Task to carry out: The expected answer is all of the entries, written out exactly.

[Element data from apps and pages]

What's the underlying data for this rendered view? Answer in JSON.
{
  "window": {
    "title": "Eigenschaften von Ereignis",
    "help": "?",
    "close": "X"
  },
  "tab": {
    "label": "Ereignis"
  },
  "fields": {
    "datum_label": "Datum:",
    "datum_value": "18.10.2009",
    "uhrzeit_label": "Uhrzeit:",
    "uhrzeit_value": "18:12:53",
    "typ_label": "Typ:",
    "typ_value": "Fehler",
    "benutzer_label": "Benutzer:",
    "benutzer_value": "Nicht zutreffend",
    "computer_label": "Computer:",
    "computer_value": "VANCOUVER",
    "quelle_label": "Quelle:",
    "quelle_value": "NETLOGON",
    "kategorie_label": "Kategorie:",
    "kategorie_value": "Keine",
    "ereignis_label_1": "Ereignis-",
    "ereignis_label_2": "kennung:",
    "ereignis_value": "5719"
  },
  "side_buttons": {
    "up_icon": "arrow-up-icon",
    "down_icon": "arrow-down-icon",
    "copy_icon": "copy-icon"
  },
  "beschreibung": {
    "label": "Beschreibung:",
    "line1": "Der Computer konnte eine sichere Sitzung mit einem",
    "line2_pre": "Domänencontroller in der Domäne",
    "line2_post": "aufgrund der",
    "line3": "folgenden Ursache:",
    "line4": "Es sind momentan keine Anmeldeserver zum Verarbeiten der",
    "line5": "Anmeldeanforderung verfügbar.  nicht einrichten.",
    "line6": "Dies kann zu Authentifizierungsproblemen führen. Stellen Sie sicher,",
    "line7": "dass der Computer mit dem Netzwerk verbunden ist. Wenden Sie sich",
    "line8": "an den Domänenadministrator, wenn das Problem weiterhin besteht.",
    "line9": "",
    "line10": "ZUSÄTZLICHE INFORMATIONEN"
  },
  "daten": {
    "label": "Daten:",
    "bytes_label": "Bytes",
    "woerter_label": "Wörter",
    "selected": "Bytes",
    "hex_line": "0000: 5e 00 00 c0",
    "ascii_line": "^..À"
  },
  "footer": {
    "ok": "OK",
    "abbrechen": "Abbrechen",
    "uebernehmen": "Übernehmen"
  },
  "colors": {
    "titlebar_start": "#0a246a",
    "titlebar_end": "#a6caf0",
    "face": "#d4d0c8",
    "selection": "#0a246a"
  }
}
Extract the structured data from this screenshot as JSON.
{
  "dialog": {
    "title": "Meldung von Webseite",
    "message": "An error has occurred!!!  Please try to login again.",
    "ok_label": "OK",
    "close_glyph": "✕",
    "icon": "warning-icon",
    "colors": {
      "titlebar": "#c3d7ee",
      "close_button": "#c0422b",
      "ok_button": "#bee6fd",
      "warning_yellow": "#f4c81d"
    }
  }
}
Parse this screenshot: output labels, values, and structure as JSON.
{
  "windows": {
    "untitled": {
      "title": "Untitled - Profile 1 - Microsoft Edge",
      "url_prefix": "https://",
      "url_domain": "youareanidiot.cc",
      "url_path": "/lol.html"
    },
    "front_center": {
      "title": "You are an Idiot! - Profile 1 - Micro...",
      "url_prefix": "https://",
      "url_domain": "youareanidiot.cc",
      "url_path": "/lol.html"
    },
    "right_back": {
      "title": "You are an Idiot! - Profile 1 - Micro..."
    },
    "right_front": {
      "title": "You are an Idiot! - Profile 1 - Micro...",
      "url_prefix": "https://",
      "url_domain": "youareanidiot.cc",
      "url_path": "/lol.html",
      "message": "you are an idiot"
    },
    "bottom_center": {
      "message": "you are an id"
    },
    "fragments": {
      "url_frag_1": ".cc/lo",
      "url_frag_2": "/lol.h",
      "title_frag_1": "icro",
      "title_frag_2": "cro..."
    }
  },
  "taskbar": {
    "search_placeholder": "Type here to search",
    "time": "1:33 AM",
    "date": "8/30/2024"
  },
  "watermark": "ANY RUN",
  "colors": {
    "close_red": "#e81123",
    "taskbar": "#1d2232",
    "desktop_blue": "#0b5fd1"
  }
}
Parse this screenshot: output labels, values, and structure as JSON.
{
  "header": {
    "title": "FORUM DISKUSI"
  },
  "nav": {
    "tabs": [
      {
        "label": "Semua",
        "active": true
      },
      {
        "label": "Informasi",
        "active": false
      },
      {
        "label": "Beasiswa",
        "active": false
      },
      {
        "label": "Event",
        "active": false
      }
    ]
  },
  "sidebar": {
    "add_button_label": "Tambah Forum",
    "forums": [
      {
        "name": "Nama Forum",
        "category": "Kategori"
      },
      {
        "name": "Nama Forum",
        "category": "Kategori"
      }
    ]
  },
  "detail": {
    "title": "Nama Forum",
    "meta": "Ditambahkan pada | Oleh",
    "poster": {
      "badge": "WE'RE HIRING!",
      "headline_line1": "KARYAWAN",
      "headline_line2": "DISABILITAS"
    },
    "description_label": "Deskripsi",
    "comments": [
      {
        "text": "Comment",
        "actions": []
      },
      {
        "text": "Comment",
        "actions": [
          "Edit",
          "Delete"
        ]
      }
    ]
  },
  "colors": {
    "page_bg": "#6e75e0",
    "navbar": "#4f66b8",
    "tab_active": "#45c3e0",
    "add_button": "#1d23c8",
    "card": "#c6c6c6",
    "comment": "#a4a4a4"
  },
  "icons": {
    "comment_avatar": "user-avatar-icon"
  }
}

Written solution:
What's the underlying data for this rendered view? Answer in JSON.
{
  "window": {
    "title": "Eigenschaften von Ereignis",
    "help": "?",
    "close": "X"
  },
  "tab": {
    "label": "Ereignis"
  },
  "fields": {
    "datum_label": "Datum:",
    "datum_value": "18.10.2009",
    "uhrzeit_label": "Uhrzeit:",
    "uhrzeit_value": "18:12:53",
    "typ_label": "Typ:",
    "typ_value": "Fehler",
    "benutzer_label": "Benutzer:",
    "benutzer_value": "Nicht zutreffend",
    "computer_label": "Computer:",
    "computer_value": "VANCOUVER",
    "quelle_label": "Quelle:",
    "quelle_value": "NETLOGON",
    "kategorie_label": "Kategorie:",
    "kategorie_value": "Keine",
    "ereignis_label_1": "Ereignis-",
    "ereignis_label_2": "kennung:",
    "ereignis_value": "5719"
  },
  "side_buttons": {
    "up_icon": "arrow-up-icon",
    "down_icon": "arrow-down-icon",
    "copy_icon": "copy-icon"
  },
  "beschreibung": {
    "label": "Beschreibung:",
    "line1": "Der Computer konnte eine sichere Sitzung mit einem",
    "line2_pre": "Domänencontroller in der Domäne",
    "line2_post": "aufgrund der",
    "line3": "folgenden Ursache:",
    "line4": "Es sind momentan keine Anmeldeserver zum Verarbeiten der",
    "line5": "Anmeldeanforderung verfügbar.  nicht einrichten.",
    "line6": "Dies kann zu Authentifizierungsproblemen führen. Stellen Sie sicher,",
    "line7": "dass der Computer mit dem Netzwerk verbunden ist. Wenden Sie sich",
    "line8": "an den Domänenadministrator, wenn das Problem weiterhin besteht.",
    "line9": "",
    "line10": "ZUSÄTZLICHE INFORMATIONEN"
  },
  "daten": {
    "label": "Daten:",
    "bytes_label": "Bytes",
    "woerter_label": "Wörter",
    "selected": "Bytes",
    "hex_line": "0000: 5e 00 00 c0",
    "ascii_line": "^..À"
  },
  "footer": {
    "ok": "OK",
    "abbrechen": "Abbrechen",
    "uebernehmen": "Übernehmen"
  },
  "colors": {
    "titlebar_start": "#0a246a",
    "titlebar_end": "#a6caf0",
    "face": "#d4d0c8",
    "selection": "#0a246a"
  }
}
Extract the structured data from this screenshot as JSON.
{
  "dialog": {
    "title": "Meldung von Webseite",
    "message": "An error has occurred!!!  Please try to login again.",
    "ok_label": "OK",
    "close_glyph": "✕",
    "icon": "warning-icon",
    "colors": {
      "titlebar": "#c3d7ee",
      "close_button": "#c0422b",
      "ok_button": "#bee6fd",
      "warning_yellow": "#f4c81d"
    }
  }
}
Parse this screenshot: output labels, values, and structure as JSON.
{
  "windows": {
    "untitled": {
      "title": "Untitled - Profile 1 - Microsoft Edge",
      "url_prefix": "https://",
      "url_domain": "youareanidiot.cc",
      "url_path": "/lol.html"
    },
    "front_center": {
      "title": "You are an Idiot! - Profile 1 - Micro...",
      "url_prefix": "https://",
      "url_domain": "youareanidiot.cc",
      "url_path": "/lol.html"
    },
    "right_back": {
      "title": "You are an Idiot! - Profile 1 - Micro..."
    },
    "right_front": {
      "title": "You are an Idiot! - Profile 1 - Micro...",
      "url_prefix": "https://",
      "url_domain": "youareanidiot.cc",
      "url_path": "/lol.html",
      "message": "you are an idiot"
    },
    "bottom_center": {
      "message": "you are an id"
    },
    "fragments": {
      "url_frag_1": ".cc/lo",
      "url_frag_2": "/lol.h",
      "title_frag_1": "icro",
      "title_frag_2": "cro..."
    }
  },
  "taskbar": {
    "search_placeholder": "Type here to search",
    "time": "1:33 AM",
    "date": "8/30/2024"
  },
  "watermark": "ANY RUN",
  "colors": {
    "close_red": "#e81123",
    "taskbar": "#1d2232",
    "desktop_blue": "#0b5fd1"
  }
}
Parse this screenshot: output labels, values, and structure as JSON.
{
  "header": {
    "title": "FORUM DISKUSI"
  },
  "nav": {
    "tabs": [
      {
        "label": "Semua",
        "active": true
      },
      {
        "label": "Informasi",
        "active": false
      },
      {
        "label": "Beasiswa",
        "active": false
      },
      {
        "label": "Event",
        "active": false
      }
    ]
  },
  "sidebar": {
    "add_button_label": "Tambah Forum",
    "forums": [
      {
        "name": "Nama Forum",
        "category": "Kategori"
      },
      {
        "name": "Nama Forum",
        "category": "Kategori"
      }
    ]
  },
  "detail": {
    "title": "Nama Forum",
    "meta": "Ditambahkan pada | Oleh",
    "poster": {
      "badge": "WE'RE HIRING!",
      "headline_line1": "KARYAWAN",
      "headline_line2": "DISABILITAS"
    },
    "description_label": "Deskripsi",
    "comments": [
      {
        "text": "Comment",
        "actions": []
      },
      {
        "text": "Comment",
        "actions": [
          "Edit",
          "Delete"
        ]
      }
    ]
  },
  "colors": {
    "page_bg": "#6e75e0",
    "navbar": "#4f66b8",
    "tab_active": "#45c3e0",
    "add_button": "#1d23c8",
    "card": "#c6c6c6",
    "comment": "#a4a4a4"
  },
  "icons": {
    "comment_avatar": "user-avatar-icon"
  }
}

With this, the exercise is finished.